Read the whole thing for yourself, or just as much as you can handle, and let me know how you make out causing another person to hold your stiff wire circle. Just for fun, up above is the plate referred to in the suggested experiment, the description of which goes on and on.

Getting It Straight

The New York Times ran a nice little commentary Tuesday on the factual reliability of Wikipedia, the collaborative online reference to everything, and the Encyclopaedia Britannica, the hoary compendium of everything worth knowing. The Times mostly recapitulates the findings of a study published last month in Nature that compared science entries in the Wikipedia, which depends on community writing and editing, and Britannica, which relies on subject experts for its authority. An encyclopedia open to all comers to add to and alter at will would seem fraught with risk and likely to be rife with errors compared to a work created under strict editorial control. But the Nature study sampled 42 entries in both works and found that Wikipedia articles contained four errors per article on average; Britannica articles contained an average of three errors.

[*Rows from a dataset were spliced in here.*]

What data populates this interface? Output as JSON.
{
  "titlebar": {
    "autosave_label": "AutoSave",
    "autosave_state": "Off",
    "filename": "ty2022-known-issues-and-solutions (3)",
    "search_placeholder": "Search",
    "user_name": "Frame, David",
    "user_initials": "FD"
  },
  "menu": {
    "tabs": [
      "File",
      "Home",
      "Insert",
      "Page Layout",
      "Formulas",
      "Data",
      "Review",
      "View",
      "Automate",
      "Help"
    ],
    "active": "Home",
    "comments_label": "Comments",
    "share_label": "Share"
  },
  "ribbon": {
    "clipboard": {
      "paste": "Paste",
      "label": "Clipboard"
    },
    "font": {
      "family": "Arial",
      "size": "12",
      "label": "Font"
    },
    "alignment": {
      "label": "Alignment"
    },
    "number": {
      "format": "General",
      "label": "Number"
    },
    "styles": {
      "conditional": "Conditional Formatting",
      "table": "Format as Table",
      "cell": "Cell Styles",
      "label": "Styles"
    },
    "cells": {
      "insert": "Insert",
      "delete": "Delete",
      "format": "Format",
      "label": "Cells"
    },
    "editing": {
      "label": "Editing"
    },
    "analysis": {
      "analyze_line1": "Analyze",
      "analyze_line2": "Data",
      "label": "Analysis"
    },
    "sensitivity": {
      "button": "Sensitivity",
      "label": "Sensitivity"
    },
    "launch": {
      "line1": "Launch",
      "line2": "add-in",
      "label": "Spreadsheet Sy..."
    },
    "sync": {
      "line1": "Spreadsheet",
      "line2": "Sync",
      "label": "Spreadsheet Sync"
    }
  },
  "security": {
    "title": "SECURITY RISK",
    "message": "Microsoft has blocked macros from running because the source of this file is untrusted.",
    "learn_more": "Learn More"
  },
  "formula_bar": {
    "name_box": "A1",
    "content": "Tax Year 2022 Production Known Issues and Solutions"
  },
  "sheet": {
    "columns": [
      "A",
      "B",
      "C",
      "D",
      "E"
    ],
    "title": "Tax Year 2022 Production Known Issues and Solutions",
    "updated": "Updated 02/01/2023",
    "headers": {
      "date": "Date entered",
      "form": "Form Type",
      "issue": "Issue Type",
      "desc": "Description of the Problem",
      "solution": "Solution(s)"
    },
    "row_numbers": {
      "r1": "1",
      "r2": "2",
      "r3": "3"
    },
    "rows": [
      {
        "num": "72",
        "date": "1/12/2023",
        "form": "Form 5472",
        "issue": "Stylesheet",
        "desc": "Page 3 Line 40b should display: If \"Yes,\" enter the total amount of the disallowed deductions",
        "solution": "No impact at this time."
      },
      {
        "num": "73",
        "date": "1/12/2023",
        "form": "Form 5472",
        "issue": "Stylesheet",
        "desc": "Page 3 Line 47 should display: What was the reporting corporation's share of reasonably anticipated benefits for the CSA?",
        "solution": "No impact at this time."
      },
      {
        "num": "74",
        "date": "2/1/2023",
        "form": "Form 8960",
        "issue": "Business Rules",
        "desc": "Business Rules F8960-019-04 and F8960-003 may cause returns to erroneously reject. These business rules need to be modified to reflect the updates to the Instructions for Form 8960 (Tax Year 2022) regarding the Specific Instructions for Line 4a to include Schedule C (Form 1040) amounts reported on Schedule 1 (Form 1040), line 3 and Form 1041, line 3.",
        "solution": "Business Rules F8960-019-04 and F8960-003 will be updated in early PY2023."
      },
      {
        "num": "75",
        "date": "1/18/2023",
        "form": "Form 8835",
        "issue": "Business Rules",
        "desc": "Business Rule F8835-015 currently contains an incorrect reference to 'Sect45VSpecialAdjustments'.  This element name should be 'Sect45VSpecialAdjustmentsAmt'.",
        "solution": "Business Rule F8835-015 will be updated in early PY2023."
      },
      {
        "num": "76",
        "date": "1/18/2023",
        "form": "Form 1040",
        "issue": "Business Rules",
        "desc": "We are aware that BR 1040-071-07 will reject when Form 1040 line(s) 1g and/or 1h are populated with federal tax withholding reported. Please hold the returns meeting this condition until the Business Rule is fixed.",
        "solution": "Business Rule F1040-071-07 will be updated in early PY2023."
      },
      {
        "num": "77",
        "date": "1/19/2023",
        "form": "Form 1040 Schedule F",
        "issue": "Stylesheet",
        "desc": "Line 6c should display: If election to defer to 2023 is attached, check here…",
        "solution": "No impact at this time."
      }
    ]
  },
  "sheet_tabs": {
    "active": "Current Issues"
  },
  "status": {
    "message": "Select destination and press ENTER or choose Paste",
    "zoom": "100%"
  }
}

I’ve made my living in a media culture that believes in the importance of accuracy and quality and refinement — qualities best obtained, it is widely believed, by employing someone like me. At the same time, I’ve lived in terror of the blind, witless blunder that makes it into print; either under my name or worse, by my hand under someone else’s name. The fear comes from having learned that editorial perfection is a moving target: The state of knowledge on most subjects is ever evolving and changing. One minute someone has never had sex with that woman, Miss What’s-Her-Name; the next they’re apologizing for the sex they had with her. Follow that? It’s not so different, really, from trying to keep your facts straight on politics, history, religion, science, or theories of modern marketing. The best you can do is aim to be correct at a given moment and be ready to reassess your work the minute you see it out in the world.

So it’s not surprising to find the Encyclopaedia Britannica isn’t the unassailable tower of knowledge some of us might like to believe it is. What’s more surprising, to me, is that the masses, turned loose on a universal encyclopedia project, don’t do so badly. The Times’s commentary has a nice simile for how it works:

“It may seem foolish to trust Wikipedia knowing I could jump right in and change the order of the planets or give the electron a positive charge. But with a worldwide web of readers looking over my shoulder, the error would quickly be corrected. Like the swarms of proofreading enzymes that monitor DNA for mutations, some tens of thousands of regular Wikipedians constantly revise and polish the growing repository of information.”

“Thousands of regular Wikipedians” is the key. Editors are important. It’s just that they don’t need a special license or a paycheck from a publisher to do the work passably well.